language-less, a monster – Troilus and Cressida Athena loves Ulysses for his guile, Achilles for his prowess, does not love quiet Ajax, though he grows like a tree towards Olympus. What patron will visit Ajax in his tent at night and accompany the mammoth body, oiled and scraped, as it wades towards the dark water of sleep? Patron of the last child chosen in gym class. Patron of the one who stands awkwardly by the swings. Patron of the girl who lingers while someone speaks to her friend, nervously cleaning her teeth with her tongue. Slow as the elephant, both Greeks and Trojans call Ajax. Brainless, dull. They say he carries his wit in his belly, his stomach in his head, though Aristotle knew the elephant surpassed all other animals. The deceptiveness of men’s talk itches Ajax’s skin. Always there are those of us who drift slightly below the notice of the gods. Patron of the boy at the window, at the edge of the field. Patron of the extra whose face appears eternally in the crowd, of those waiting to be brought up from the minor leagues, from the typing pool. Patron of all those who have felt blood coursing the looping roadways of the body and readied, but for whom no opening has come.
Elizabeth Sylvia (she/her) is a writer of poems and other lists who lives with her family in Massachusetts, where she teaches high school English and coaches debate. Elizabeth’s work is upcoming or has recently appeared in Salamander, Pleiades, Soundings East, J Journal, RHINO, Main Street Rag and a bunch of other wonderful journals.

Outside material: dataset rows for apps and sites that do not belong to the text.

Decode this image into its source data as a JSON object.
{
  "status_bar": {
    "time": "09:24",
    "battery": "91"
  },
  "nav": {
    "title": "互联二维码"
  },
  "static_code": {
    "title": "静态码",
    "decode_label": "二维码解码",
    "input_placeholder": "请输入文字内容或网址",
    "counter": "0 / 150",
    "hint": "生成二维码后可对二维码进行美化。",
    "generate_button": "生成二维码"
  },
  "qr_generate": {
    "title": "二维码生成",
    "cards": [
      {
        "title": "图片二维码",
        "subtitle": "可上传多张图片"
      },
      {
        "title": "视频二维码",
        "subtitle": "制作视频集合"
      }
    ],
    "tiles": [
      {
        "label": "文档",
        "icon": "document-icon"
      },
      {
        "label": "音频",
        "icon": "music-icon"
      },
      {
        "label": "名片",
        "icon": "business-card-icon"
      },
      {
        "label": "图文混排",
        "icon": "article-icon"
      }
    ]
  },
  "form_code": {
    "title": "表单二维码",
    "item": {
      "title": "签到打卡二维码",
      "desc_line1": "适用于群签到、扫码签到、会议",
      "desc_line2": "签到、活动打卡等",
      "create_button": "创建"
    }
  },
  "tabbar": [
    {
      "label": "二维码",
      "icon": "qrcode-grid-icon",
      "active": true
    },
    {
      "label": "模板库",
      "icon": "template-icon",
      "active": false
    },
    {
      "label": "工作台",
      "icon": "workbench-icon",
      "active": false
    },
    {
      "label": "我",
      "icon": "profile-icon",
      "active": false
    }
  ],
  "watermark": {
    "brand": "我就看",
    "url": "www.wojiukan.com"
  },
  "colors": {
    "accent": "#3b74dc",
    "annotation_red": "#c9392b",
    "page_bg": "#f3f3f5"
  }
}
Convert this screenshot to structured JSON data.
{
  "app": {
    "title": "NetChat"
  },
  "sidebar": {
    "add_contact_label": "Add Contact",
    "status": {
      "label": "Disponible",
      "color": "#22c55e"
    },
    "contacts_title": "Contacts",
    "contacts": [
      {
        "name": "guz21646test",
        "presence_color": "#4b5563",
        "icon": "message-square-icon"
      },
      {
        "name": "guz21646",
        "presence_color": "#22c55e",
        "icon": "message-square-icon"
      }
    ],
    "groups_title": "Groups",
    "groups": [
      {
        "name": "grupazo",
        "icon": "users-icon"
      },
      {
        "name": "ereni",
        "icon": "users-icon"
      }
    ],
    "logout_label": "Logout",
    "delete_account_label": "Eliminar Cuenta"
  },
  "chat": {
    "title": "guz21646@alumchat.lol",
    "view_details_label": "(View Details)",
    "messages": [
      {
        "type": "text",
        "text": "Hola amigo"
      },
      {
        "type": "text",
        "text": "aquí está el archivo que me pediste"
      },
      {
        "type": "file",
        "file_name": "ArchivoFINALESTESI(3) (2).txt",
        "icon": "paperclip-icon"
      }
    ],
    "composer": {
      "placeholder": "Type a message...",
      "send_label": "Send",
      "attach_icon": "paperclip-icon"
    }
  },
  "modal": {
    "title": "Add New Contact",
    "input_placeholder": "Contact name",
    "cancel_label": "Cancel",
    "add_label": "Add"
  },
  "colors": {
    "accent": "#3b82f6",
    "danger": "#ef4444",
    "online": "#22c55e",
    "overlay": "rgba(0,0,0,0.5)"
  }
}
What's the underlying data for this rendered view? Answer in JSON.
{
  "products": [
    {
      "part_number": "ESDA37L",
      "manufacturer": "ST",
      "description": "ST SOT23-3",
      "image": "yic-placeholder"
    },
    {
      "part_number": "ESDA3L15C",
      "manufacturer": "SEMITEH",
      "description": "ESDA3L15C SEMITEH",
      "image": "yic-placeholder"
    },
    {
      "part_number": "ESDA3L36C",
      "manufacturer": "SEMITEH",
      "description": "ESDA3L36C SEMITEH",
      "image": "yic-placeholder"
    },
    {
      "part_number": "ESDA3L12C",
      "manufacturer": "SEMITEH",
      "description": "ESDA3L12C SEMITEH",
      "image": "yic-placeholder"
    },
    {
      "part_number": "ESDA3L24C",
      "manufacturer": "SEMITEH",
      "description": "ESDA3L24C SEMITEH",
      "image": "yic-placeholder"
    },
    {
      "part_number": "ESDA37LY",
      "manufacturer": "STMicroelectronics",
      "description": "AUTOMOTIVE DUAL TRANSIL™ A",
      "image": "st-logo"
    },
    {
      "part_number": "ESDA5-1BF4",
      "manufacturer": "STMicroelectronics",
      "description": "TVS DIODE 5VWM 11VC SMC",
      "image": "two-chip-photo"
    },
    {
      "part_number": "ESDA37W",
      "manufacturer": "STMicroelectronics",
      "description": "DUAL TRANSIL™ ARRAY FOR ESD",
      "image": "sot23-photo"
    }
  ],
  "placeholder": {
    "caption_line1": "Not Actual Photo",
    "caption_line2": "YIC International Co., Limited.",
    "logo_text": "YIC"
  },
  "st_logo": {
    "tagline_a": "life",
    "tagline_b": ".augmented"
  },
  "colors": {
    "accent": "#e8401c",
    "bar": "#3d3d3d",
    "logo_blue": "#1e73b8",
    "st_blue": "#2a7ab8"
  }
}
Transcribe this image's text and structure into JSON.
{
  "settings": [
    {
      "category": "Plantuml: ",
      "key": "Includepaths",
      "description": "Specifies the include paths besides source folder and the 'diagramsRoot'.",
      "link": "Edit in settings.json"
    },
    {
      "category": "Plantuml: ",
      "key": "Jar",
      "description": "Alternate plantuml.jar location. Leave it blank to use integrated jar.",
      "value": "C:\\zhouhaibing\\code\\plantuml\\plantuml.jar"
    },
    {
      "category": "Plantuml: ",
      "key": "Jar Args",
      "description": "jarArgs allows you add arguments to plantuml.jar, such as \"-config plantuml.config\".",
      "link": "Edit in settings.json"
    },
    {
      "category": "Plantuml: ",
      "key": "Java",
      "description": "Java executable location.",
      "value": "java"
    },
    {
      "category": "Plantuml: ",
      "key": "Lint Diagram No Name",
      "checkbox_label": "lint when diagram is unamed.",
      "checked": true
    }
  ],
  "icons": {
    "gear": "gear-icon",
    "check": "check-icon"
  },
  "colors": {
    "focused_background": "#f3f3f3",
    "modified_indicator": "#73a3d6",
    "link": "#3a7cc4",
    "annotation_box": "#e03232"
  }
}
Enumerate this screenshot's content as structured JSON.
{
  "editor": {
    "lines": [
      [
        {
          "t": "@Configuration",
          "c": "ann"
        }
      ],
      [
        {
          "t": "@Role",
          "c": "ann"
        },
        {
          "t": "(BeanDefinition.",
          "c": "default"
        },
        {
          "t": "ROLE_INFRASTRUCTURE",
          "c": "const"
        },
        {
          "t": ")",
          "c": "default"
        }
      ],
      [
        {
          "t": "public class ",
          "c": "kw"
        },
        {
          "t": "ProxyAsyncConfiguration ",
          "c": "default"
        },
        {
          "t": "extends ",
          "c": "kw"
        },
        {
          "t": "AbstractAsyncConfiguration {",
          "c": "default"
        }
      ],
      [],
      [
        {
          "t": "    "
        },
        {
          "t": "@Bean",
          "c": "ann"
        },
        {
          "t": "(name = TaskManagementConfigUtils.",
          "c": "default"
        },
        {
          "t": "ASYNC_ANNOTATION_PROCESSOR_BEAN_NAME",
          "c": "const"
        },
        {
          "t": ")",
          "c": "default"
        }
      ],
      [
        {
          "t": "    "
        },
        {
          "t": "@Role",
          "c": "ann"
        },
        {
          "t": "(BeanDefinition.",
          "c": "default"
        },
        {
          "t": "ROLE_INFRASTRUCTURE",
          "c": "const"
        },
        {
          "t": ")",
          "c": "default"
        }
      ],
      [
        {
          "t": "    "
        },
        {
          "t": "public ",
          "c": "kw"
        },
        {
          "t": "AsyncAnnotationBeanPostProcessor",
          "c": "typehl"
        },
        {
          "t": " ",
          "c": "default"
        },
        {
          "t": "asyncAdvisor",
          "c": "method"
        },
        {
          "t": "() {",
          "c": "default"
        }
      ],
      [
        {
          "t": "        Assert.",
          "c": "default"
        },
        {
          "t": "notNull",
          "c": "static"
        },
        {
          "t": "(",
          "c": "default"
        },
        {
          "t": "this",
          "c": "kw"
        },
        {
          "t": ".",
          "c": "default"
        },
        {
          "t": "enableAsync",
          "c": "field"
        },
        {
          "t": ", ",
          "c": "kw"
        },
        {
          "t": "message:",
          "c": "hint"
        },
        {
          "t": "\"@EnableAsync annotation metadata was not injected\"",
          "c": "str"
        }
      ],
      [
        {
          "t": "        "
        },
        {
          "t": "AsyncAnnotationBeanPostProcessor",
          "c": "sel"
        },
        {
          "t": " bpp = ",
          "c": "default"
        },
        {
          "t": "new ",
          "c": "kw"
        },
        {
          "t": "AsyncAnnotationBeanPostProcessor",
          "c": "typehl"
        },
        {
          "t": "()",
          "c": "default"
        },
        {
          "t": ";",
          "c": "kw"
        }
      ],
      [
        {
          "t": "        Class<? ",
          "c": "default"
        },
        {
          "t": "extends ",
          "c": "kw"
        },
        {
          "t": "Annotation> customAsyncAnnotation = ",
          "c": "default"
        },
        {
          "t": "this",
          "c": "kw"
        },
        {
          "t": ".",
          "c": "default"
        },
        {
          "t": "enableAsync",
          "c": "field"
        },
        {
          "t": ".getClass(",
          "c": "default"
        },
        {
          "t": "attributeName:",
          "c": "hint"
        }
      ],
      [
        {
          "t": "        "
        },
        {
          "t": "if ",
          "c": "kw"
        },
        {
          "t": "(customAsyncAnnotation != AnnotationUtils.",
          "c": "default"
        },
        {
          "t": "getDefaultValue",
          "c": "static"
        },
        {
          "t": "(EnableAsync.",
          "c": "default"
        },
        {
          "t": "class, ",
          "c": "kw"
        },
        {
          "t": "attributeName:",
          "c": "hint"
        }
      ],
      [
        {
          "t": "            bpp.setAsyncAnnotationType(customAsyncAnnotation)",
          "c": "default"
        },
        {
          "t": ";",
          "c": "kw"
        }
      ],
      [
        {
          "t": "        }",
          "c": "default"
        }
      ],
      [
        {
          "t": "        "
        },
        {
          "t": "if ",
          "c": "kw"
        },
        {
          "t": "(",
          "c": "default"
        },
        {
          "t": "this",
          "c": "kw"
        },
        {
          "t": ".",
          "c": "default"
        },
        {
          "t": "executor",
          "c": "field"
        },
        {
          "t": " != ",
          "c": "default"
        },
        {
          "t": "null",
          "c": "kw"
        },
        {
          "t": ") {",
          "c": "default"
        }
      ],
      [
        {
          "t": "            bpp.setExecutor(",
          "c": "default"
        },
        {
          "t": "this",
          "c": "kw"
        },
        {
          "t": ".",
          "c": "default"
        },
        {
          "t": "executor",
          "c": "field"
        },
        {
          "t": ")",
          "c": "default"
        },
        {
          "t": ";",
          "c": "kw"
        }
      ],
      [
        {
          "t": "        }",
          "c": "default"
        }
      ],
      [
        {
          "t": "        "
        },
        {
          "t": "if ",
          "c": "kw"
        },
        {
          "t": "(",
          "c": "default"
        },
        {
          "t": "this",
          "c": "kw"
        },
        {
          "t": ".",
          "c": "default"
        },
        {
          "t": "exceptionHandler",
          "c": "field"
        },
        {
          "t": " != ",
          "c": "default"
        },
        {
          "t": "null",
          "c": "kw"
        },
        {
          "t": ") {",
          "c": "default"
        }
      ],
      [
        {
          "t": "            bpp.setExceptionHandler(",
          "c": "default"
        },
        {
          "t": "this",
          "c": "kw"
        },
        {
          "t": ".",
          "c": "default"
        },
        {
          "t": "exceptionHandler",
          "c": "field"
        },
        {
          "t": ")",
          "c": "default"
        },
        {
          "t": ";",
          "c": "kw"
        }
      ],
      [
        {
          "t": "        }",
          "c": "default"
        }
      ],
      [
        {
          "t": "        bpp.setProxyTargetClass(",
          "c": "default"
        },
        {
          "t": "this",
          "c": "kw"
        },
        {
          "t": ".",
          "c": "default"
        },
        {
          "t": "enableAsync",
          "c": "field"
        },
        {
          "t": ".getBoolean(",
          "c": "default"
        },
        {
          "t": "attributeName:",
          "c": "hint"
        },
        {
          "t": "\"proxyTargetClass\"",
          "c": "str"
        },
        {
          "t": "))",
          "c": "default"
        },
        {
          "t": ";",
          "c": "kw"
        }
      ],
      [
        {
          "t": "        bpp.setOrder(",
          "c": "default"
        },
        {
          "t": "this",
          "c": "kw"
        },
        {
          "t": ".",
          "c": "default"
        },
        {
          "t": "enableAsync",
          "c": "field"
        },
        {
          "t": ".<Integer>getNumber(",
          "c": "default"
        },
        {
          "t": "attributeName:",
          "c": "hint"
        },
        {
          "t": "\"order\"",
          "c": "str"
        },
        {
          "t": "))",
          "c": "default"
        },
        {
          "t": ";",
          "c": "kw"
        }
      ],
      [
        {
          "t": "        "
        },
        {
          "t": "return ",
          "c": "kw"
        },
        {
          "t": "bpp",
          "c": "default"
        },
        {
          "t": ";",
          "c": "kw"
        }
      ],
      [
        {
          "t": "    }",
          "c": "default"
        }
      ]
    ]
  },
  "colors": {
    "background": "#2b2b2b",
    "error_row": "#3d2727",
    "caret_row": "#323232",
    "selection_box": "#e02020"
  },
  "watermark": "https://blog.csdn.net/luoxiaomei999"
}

She is currently working on a verse investigation of the writer Elizabeth Barstow Stoddard.